Carreyrou’s book differs from the typical investigative work and reads much more like an espionage thriller. I couldn’t put it down; the details of how the story unfolded are simply fantastic. The intimidation by Theranos’s lawyers and executive board members to try to suppress the story is absolutely chilling. Elizabeth Holmes and Ramesh “Sunny” Balwani, her boyfriend and chief operating officer, hoodwinked investors over a 13-year period and along the way misled FDA inspectors, misrepresented their analyzer, and tried to suppress investigations into discrepancies. The results they produced were often derived from duplicate analyses run on diluted samples that had been tested using an illegally modified Siemens analyzer. Theranos had a peak value estimated at $9 billion, but growing concerns caused its value to plummet and the company to fail. The book ends shortly after the indictment in March 2018 of Holmes and Balwani for fraud, but the case is still being prosecuted.

Bad Blood also provides a cautionary tale for investors. Most of the large investors, including Rupert Murdoch and the Walton and DeVos families, had no background in science or medicine, yet still invested hundreds of millions of dollars on the strength of Holmes’ personality. They should have known better.

An Update for the Curious

Several new developments that occurred after Bad Blood was published are worth noting. Holmes settled with the Securities and Exchange Commission by paying a $500,000 fine, returning 18.9 million shares, relinquishing her voting control of Theranos, and being barred from serving as an officer or director of a public company for 10 years. She was not in the clear, however. On June 15, 2018, both Holmes and Balwani were indicted on 2 counts of conspiracy to commit wire fraud and 9 counts of wire fraud.1 Fortress Investment Group LLC provided a cash infusion, obtaining control of Theranos in return for the company’s patents and believing it could turn the company around. Nonetheless, Theranos still went out of business.2 Although medical testing fulfils a critical need, others have suggested that Bad Blood provides lessons on why the United States badly needs healthcare and insurance reform.3 Curiously, technology that Theranos promoted does exist to perform microtesting, but not via hundreds of analyses from merely a few microliters of sample. Unfortunately, the fraud has dampened enthusiasm for investors industrywide, much to the detriment of a local Minnesota company developing related analytical technology.4

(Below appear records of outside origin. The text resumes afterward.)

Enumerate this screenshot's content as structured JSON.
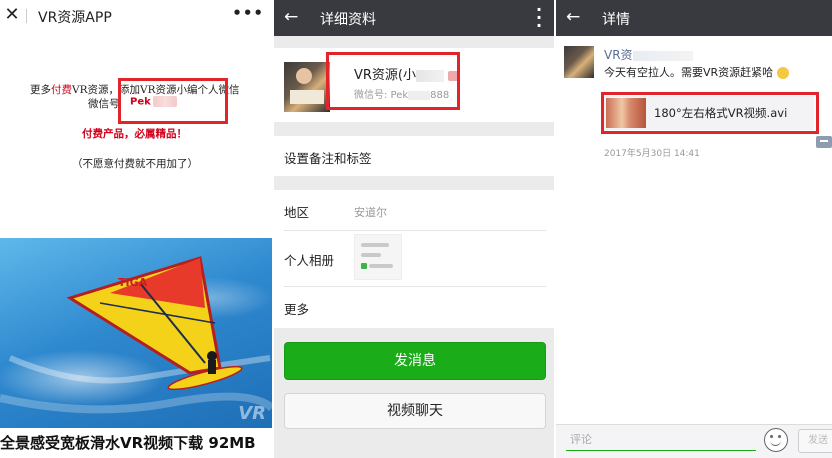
{
  "panel1": {
    "title": "VR资源APP",
    "close_icon": "close-icon",
    "more_icon": "more-dots-icon",
    "line1_pre": "更多",
    "line1_red": "付费",
    "line1_post": "VR资源，添加VR资源小编个人微信",
    "line2": "微信号",
    "wechat_prefix": "Pek",
    "paid_note": "付费产品，必属精品！",
    "skip_note": "（不愿意付费就不用加了）",
    "image_watermark": "VR",
    "caption": "全景感受宽板滑水VR视频下载 92MB"
  },
  "panel2": {
    "title": "详细资料",
    "profile_name": "VR资源(小",
    "wechat_label": "微信号: Pek",
    "wechat_suffix": "888",
    "set_remark": "设置备注和标签",
    "region_label": "地区",
    "region_value": "安道尔",
    "album_label": "个人相册",
    "more_label": "更多",
    "send_message": "发消息",
    "video_chat": "视频聊天"
  },
  "panel3": {
    "title": "详情",
    "poster_name": "VR资",
    "post_text": "今天有空拉人。需要VR资源赶紧哈",
    "link_title": "180°左右格式VR视频.avi",
    "time": "2017年5月30日 14:41",
    "comment_placeholder": "评论",
    "send_label": "发送"
  },
  "colors": {
    "accent_red": "#e0252b",
    "wechat_green": "#1aad19",
    "nav_dark": "#393a3f",
    "link_blue": "#576b95"
  }
}
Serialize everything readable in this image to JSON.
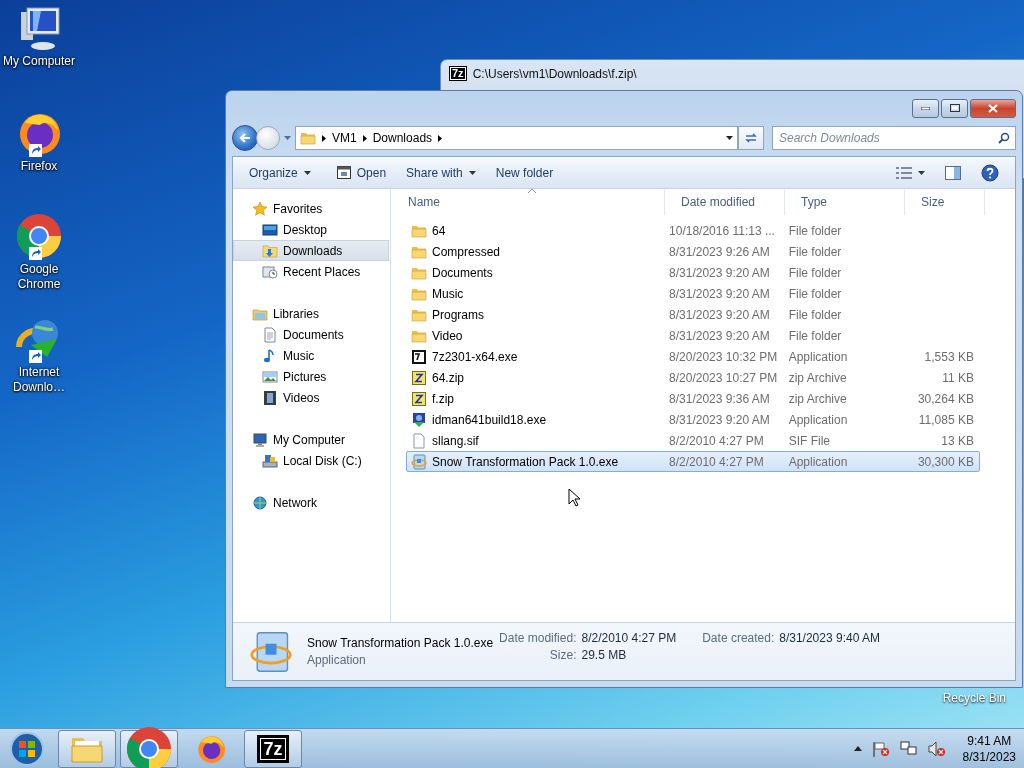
{
  "desktop_icons": [
    {
      "kind": "computer",
      "label": "My Computer",
      "shortcut": false
    },
    {
      "kind": "firefox",
      "label": "Firefox",
      "shortcut": true
    },
    {
      "kind": "chrome",
      "label": "Google Chrome",
      "shortcut": true
    },
    {
      "kind": "idm",
      "label": "Internet Downlo…",
      "shortcut": true
    }
  ],
  "recycle_bin_label": "Recycle Bin",
  "archive_window": {
    "icon_text": "7z",
    "title": "C:\\Users\\vm1\\Downloads\\f.zip\\"
  },
  "explorer": {
    "path": [
      "VM1",
      "Downloads"
    ],
    "search": {
      "placeholder": "Search Downloads"
    },
    "commands": [
      {
        "label": "Organize",
        "kind": "menu"
      },
      {
        "label": "Open",
        "kind": "open"
      },
      {
        "label": "Share with",
        "kind": "menu"
      },
      {
        "label": "New folder",
        "kind": "plain"
      }
    ],
    "nav": [
      {
        "label": "Favorites",
        "kind": "star",
        "selected": false,
        "children": [
          {
            "label": "Desktop",
            "kind": "desktop",
            "selected": false
          },
          {
            "label": "Downloads",
            "kind": "downloads",
            "selected": true
          },
          {
            "label": "Recent Places",
            "kind": "recent",
            "selected": false
          }
        ]
      },
      {
        "label": "Libraries",
        "kind": "library",
        "selected": false,
        "children": [
          {
            "label": "Documents",
            "kind": "document",
            "selected": false
          },
          {
            "label": "Music",
            "kind": "music",
            "selected": false
          },
          {
            "label": "Pictures",
            "kind": "pictures",
            "selected": false
          },
          {
            "label": "Videos",
            "kind": "videos",
            "selected": false
          }
        ]
      },
      {
        "label": "My Computer",
        "kind": "computer",
        "selected": false,
        "children": [
          {
            "label": "Local Disk (C:)",
            "kind": "disk",
            "selected": false
          }
        ]
      },
      {
        "label": "Network",
        "kind": "network",
        "selected": false
      }
    ],
    "columns": [
      {
        "label": "Name",
        "sorted": true
      },
      {
        "label": "Date modified",
        "sorted": false
      },
      {
        "label": "Type",
        "sorted": false
      },
      {
        "label": "Size",
        "sorted": false
      }
    ],
    "files": [
      {
        "name": "64",
        "modified": "10/18/2016 11:13 ...",
        "type": "File folder",
        "kind": "folder",
        "selected": false
      },
      {
        "name": "Compressed",
        "modified": "8/31/2023 9:26 AM",
        "type": "File folder",
        "kind": "folder",
        "selected": false
      },
      {
        "name": "Documents",
        "modified": "8/31/2023 9:20 AM",
        "type": "File folder",
        "kind": "folder",
        "selected": false
      },
      {
        "name": "Music",
        "modified": "8/31/2023 9:20 AM",
        "type": "File folder",
        "kind": "folder",
        "selected": false
      },
      {
        "name": "Programs",
        "modified": "8/31/2023 9:20 AM",
        "type": "File folder",
        "kind": "folder",
        "selected": false
      },
      {
        "name": "Video",
        "modified": "8/31/2023 9:20 AM",
        "type": "File folder",
        "kind": "folder",
        "selected": false
      },
      {
        "name": "7z2301-x64.exe",
        "modified": "8/20/2023 10:32 PM",
        "type": "Application",
        "size": "1,553 KB",
        "kind": "archiver",
        "selected": false
      },
      {
        "name": "64.zip",
        "modified": "8/20/2023 10:27 PM",
        "type": "zip Archive",
        "size": "11 KB",
        "kind": "zip",
        "selected": false
      },
      {
        "name": "f.zip",
        "modified": "8/31/2023 9:36 AM",
        "type": "zip Archive",
        "size": "30,264 KB",
        "kind": "zip",
        "selected": false
      },
      {
        "name": "idman641build18.exe",
        "modified": "8/31/2023 9:20 AM",
        "type": "Application",
        "size": "11,085 KB",
        "kind": "installer",
        "selected": false
      },
      {
        "name": "sllang.sif",
        "modified": "8/2/2010 4:27 PM",
        "type": "SIF File",
        "size": "13 KB",
        "kind": "file",
        "selected": false
      },
      {
        "name": "Snow Transformation Pack 1.0.exe",
        "modified": "8/2/2010 4:27 PM",
        "type": "Application",
        "size": "30,300 KB",
        "kind": "setup",
        "selected": true
      }
    ],
    "details": {
      "name": "Snow Transformation Pack 1.0.exe",
      "type": "Application",
      "field_columns": [
        [
          {
            "label": "Date modified:",
            "value": "8/2/2010 4:27 PM"
          },
          {
            "label": "Size:",
            "value": "29.5 MB"
          }
        ],
        [
          {
            "label": "Date created:",
            "value": "8/31/2023 9:40 AM"
          }
        ]
      ]
    }
  },
  "taskbar": {
    "apps": [
      {
        "kind": "explorer",
        "running": true
      },
      {
        "kind": "chrome",
        "running": true
      },
      {
        "kind": "firefox",
        "running": false
      },
      {
        "kind": "archiver",
        "running": true,
        "text": "7z"
      }
    ],
    "tray": {
      "time": "9:41 AM",
      "date": "8/31/2023"
    }
  }
}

  1. Press Release. Founder and Former Chief Operating Officer Charged in Alleged Wire Fraud Schemes. US Attorney’s Office, Northern District of California, June 15, 2018.
  2. Abelson R. Built on Deception and on the Brink of Bankruptcy, Theranos Is Shutting Down. The New York Times, Sep 5, 2018, page B3.
  3. Shure N. The Real Lesson from the Downfall of Theranos: We Need to Nationalize the Healthcare System. In These Times, Sep 28, 2018.
  4. Carlson J. St. Paul startup takes run at big market with $8 blood tests. Minneapolis Star Tribune, January 14, 2019, Business Section, page D1.–failed-ativa-bets-on-8-blood-tests/504239192/

Have you read another good book lately?

Whether you’ve read a professional/technical, biomedical/science nonfiction, or fiction book that you think other chapter members may enjoy, share a short review with us. Write a paragraph or a few about what you liked about the book, how it might be good for medical writers to read, or how it might fill a need. Send your submissions to jennerb (at) gmail (dot) com.